So the â??sidetrackâ?? is a journey that charts locations and events that are largely invisible to the naked eye.
Listening to a recorded event as it was originally documented in-situ affects a certain displacement â?? being from another time and capturing what can no longer been seen â?? just as it revisits the event â??hereâ?? as it â??really happenedâ??.
Iâ??ve come to describe the auditioning process here as a kind of archaeology of recorded action, not surviving artefact. The outcomes is less soundscape, more sound documentary, or audio film, where the visuals are provided by the contemporary environment.
One of the main outcomes of my research so far is probably pretty obvious – but nevertheless needs stating. It has found that are very few recorded sounds of historical environments, comparative to film and photography. The reasons for this are technological – for most of the twentieth century it just wasn’t that easy to get out and record sound as it was to record vision.
But it also points to a visual bias in our culture, which has also meant the loss of many sound recordings obtained through film/television recordings.
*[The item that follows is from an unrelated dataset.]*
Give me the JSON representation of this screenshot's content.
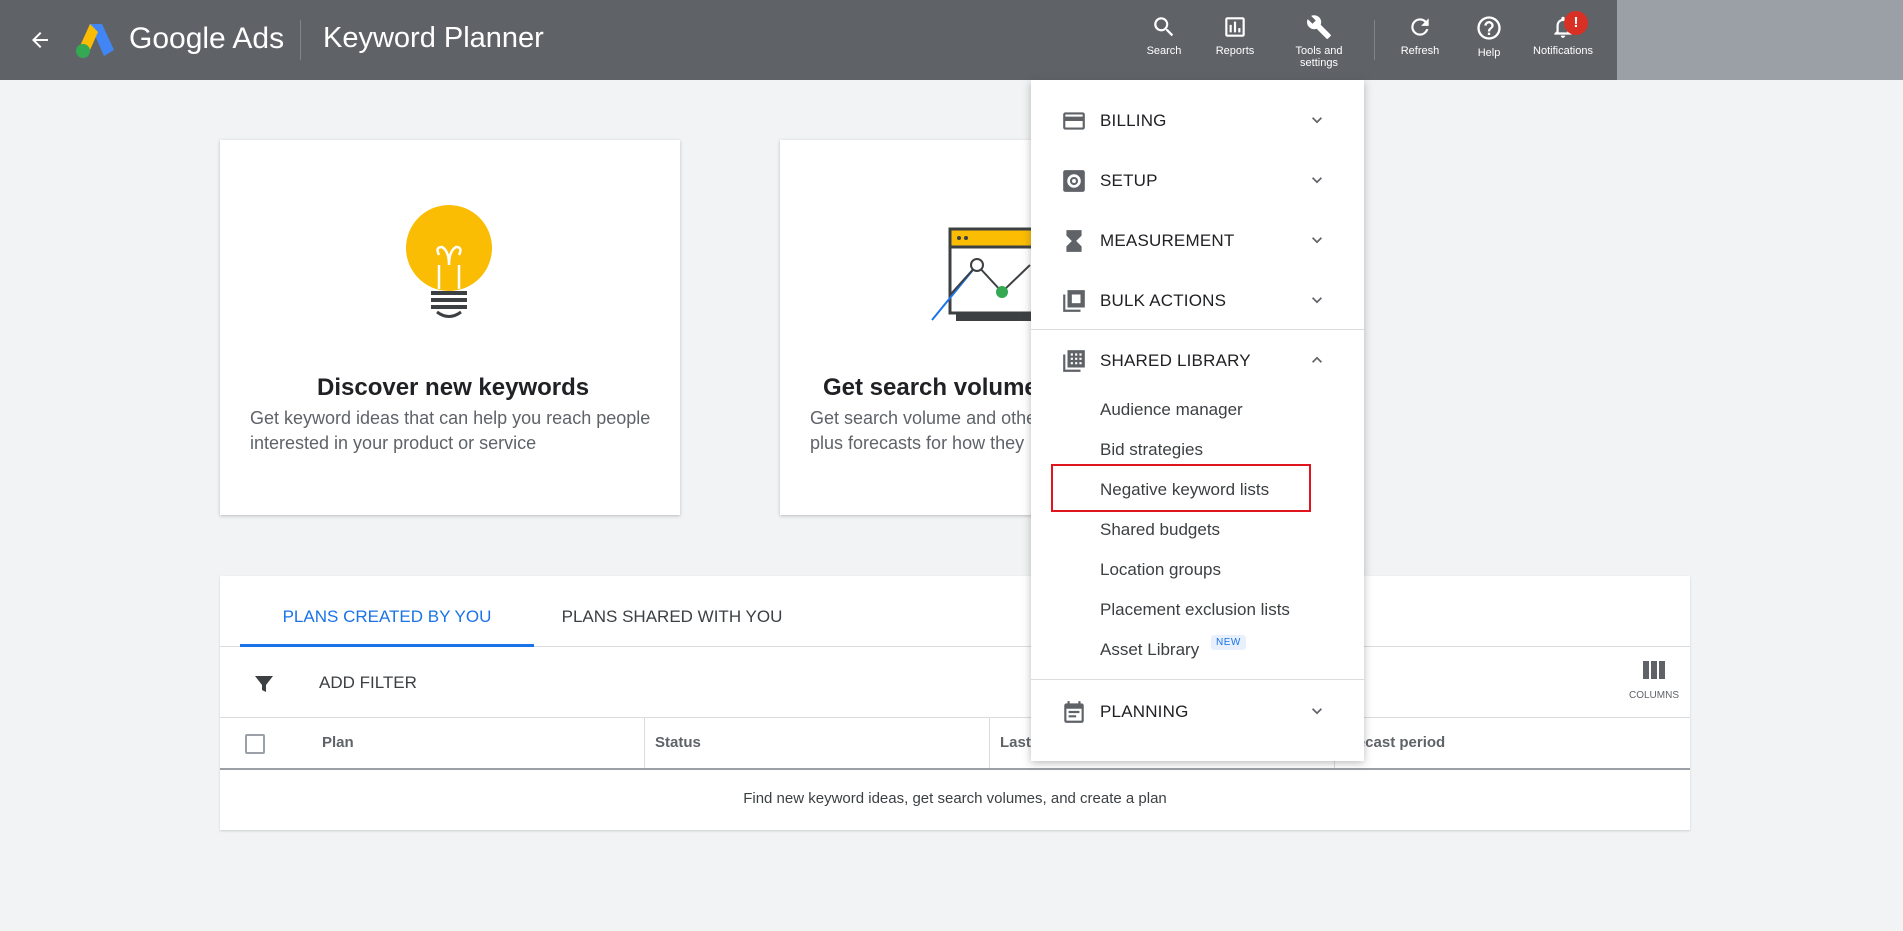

I found when researching the ABC’s archives that a lot of the vision was mute – the sound tapes were lost, damaged, burnt. This didn’t seem to matter so much to anyone, because the the footage was mostly dubbed over by contemporary commentary.
I used this recording held by the National Film and Sound Archive (NFSA) by way of example. Amazing, street level footage that captures life on George St before traffic gridlock set in – but no sound, of course (hence the new audio recording added by the NFSA).
So that’s how I’ve come to be retrieving – scraping off – the available sounds from visual sources, to in turn make these available as audio files for ipod playlists and the like. It’s a funny process – Andy Powell thought it a bit odd, but Tony Ageh from the BBC archives expressed bemused enthusiasm. (It was nice also that Andy made special mention of the approach of Sidetracks in his keynote the next day…)
As I said earlier, it’s the audio interaction with streets I’m playing with here, rather than screen interactions with mobile phone or computer interfaces. That’s the main point, really, as it opens up different kinds of archival research and production methods.
The presentation seemed to be well received. I’m not aware of too many other projects that are working with broadcast archives on mobile platforms in this way. While my research interests in this field may be pretty obscure to some, ultimately the use of distributed devices as distribution platforms for cultural heritage items is only going to increase, and so hopefully my projects can help to establish some signposts for the collection and use of archives in the context of these platforms…
What remains as yet unexplored here is the way these archives can be re-used today. As I wrote elsewhere in this blog, the ever proactive Dan Hill used the George St footage from the NFSA to sketch his vision of Sydney in 2020. This sort of response is possible because all of the Sidetracks material can be directly downloaded from the site. While Sydney Sidetracks includes a Your Stories component, it’s not yet been used, which I think indicates clearly that facilitating these kinds of interactions can take a bit of work…
There will, I hope, be more opportunities to explore how these ambient, street level recordings can be used to reimagine contemporary environments – to become more oriented to today’s social media networks that might enable listeners to respond imaginatively to the audio experience on offer.
Additional comments on the conference to come – but the short version is I loved it.
Thanks for reading.